* Task prompt *
Read through the data, and wherever a line holds the word "Internet", write that line out.

* Supplied information *

:::

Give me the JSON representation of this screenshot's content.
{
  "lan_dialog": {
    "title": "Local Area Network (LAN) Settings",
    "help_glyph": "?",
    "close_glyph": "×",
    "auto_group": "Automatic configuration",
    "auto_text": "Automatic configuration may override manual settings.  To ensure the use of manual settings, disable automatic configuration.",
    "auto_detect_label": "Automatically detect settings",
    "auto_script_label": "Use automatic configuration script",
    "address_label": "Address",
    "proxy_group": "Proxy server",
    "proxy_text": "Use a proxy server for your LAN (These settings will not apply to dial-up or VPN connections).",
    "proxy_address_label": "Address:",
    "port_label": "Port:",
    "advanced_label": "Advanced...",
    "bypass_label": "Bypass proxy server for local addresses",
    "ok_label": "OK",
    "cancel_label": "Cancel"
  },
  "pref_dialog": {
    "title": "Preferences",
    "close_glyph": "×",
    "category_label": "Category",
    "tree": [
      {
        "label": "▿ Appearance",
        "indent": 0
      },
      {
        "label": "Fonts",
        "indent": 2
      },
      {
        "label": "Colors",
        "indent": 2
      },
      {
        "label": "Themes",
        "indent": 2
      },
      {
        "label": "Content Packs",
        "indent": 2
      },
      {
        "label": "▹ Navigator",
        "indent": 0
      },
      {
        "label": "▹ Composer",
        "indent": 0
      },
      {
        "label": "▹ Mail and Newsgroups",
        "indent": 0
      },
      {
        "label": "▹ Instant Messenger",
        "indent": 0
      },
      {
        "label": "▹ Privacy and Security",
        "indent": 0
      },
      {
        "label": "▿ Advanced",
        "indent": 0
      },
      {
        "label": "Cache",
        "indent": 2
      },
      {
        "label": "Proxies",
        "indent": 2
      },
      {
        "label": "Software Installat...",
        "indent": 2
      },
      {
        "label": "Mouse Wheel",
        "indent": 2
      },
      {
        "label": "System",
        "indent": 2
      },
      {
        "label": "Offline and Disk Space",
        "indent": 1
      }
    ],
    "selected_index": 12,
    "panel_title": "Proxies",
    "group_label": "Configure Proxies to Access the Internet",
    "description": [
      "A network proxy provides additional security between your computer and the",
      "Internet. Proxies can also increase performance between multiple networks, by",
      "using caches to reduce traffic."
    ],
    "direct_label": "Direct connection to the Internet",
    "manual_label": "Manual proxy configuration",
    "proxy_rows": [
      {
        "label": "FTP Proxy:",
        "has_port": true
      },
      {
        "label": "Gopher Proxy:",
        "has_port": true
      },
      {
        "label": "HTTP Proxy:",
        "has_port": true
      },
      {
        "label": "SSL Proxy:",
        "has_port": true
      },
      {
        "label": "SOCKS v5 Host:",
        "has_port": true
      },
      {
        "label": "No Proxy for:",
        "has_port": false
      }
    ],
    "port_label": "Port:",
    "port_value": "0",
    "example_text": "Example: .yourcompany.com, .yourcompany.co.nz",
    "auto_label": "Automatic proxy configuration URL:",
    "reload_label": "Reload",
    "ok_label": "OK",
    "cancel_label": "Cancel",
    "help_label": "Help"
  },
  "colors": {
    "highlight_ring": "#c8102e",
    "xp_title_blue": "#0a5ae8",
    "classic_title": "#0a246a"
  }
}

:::

* Worked solution *
    "group_label": "Configure Proxies to Access the Internet",
      "Internet. Proxies can also increase performance between multiple networks, by",
    "direct_label": "Direct connection to the Internet",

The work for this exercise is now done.